#### INPUT FOR THIS TASK ####

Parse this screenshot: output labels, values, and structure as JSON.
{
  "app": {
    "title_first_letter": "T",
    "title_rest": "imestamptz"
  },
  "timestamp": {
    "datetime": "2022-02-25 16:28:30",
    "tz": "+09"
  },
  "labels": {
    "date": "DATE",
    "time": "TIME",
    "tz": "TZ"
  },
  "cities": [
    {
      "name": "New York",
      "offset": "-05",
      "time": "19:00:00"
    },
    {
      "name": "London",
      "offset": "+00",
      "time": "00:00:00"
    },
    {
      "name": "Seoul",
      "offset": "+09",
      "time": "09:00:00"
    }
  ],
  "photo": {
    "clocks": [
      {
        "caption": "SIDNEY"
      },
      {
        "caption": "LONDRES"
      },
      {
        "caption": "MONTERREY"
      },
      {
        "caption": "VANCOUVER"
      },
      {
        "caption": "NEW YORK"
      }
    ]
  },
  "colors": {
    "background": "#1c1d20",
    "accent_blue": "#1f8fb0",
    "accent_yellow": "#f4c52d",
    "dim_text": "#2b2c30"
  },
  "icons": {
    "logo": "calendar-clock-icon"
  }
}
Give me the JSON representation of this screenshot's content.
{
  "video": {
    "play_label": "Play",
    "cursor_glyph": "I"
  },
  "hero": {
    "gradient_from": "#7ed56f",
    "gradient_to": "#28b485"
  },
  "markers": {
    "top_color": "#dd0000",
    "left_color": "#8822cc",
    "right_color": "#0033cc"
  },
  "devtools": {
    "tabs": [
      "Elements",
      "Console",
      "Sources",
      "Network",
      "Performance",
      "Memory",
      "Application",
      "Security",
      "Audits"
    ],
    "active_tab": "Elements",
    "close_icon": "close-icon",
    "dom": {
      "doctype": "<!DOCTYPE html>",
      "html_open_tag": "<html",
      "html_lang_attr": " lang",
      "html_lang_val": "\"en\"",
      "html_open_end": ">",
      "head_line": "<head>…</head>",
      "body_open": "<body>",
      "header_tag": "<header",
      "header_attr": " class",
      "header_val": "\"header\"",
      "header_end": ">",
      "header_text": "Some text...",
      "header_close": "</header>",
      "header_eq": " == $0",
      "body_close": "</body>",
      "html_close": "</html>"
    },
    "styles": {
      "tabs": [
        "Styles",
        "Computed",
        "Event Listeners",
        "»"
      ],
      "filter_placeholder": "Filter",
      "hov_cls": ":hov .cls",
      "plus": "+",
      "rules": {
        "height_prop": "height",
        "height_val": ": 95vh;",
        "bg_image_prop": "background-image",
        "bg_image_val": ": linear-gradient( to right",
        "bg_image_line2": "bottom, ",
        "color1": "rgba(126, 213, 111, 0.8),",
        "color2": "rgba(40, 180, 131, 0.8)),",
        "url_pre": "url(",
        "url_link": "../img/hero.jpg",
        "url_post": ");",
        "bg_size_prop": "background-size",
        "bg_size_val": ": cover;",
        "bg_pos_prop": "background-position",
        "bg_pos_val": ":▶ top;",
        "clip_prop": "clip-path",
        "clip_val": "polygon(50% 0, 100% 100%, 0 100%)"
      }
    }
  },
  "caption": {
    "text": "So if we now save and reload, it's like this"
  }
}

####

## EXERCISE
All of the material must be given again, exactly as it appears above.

## EXERCISE SOLUTION
Parse this screenshot: output labels, values, and structure as JSON.
{
  "app": {
    "title_first_letter": "T",
    "title_rest": "imestamptz"
  },
  "timestamp": {
    "datetime": "2022-02-25 16:28:30",
    "tz": "+09"
  },
  "labels": {
    "date": "DATE",
    "time": "TIME",
    "tz": "TZ"
  },
  "cities": [
    {
      "name": "New York",
      "offset": "-05",
      "time": "19:00:00"
    },
    {
      "name": "London",
      "offset": "+00",
      "time": "00:00:00"
    },
    {
      "name": "Seoul",
      "offset": "+09",
      "time": "09:00:00"
    }
  ],
  "photo": {
    "clocks": [
      {
        "caption": "SIDNEY"
      },
      {
        "caption": "LONDRES"
      },
      {
        "caption": "MONTERREY"
      },
      {
        "caption": "VANCOUVER"
      },
      {
        "caption": "NEW YORK"
      }
    ]
  },
  "colors": {
    "background": "#1c1d20",
    "accent_blue": "#1f8fb0",
    "accent_yellow": "#f4c52d",
    "dim_text": "#2b2c30"
  },
  "icons": {
    "logo": "calendar-clock-icon"
  }
}
Give me the JSON representation of this screenshot's content.
{
  "video": {
    "play_label": "Play",
    "cursor_glyph": "I"
  },
  "hero": {
    "gradient_from": "#7ed56f",
    "gradient_to": "#28b485"
  },
  "markers": {
    "top_color": "#dd0000",
    "left_color": "#8822cc",
    "right_color": "#0033cc"
  },
  "devtools": {
    "tabs": [
      "Elements",
      "Console",
      "Sources",
      "Network",
      "Performance",
      "Memory",
      "Application",
      "Security",
      "Audits"
    ],
    "active_tab": "Elements",
    "close_icon": "close-icon",
    "dom": {
      "doctype": "<!DOCTYPE html>",
      "html_open_tag": "<html",
      "html_lang_attr": " lang",
      "html_lang_val": "\"en\"",
      "html_open_end": ">",
      "head_line": "<head>…</head>",
      "body_open": "<body>",
      "header_tag": "<header",
      "header_attr": " class",
      "header_val": "\"header\"",
      "header_end": ">",
      "header_text": "Some text...",
      "header_close": "</header>",
      "header_eq": " == $0",
      "body_close": "</body>",
      "html_close": "</html>"
    },
    "styles": {
      "tabs": [
        "Styles",
        "Computed",
        "Event Listeners",
        "»"
      ],
      "filter_placeholder": "Filter",
      "hov_cls": ":hov .cls",
      "plus": "+",
      "rules": {
        "height_prop": "height",
        "height_val": ": 95vh;",
        "bg_image_prop": "background-image",
        "bg_image_val": ": linear-gradient( to right",
        "bg_image_line2": "bottom, ",
        "color1": "rgba(126, 213, 111, 0.8),",
        "color2": "rgba(40, 180, 131, 0.8)),",
        "url_pre": "url(",
        "url_link": "../img/hero.jpg",
        "url_post": ");",
        "bg_size_prop": "background-size",
        "bg_size_val": ": cover;",
        "bg_pos_prop": "background-position",
        "bg_pos_val": ":▶ top;",
        "clip_prop": "clip-path",
        "clip_val": "polygon(50% 0, 100% 100%, 0 100%)"
      }
    }
  },
  "caption": {
    "text": "So if we now save and reload, it's like this"
  }
}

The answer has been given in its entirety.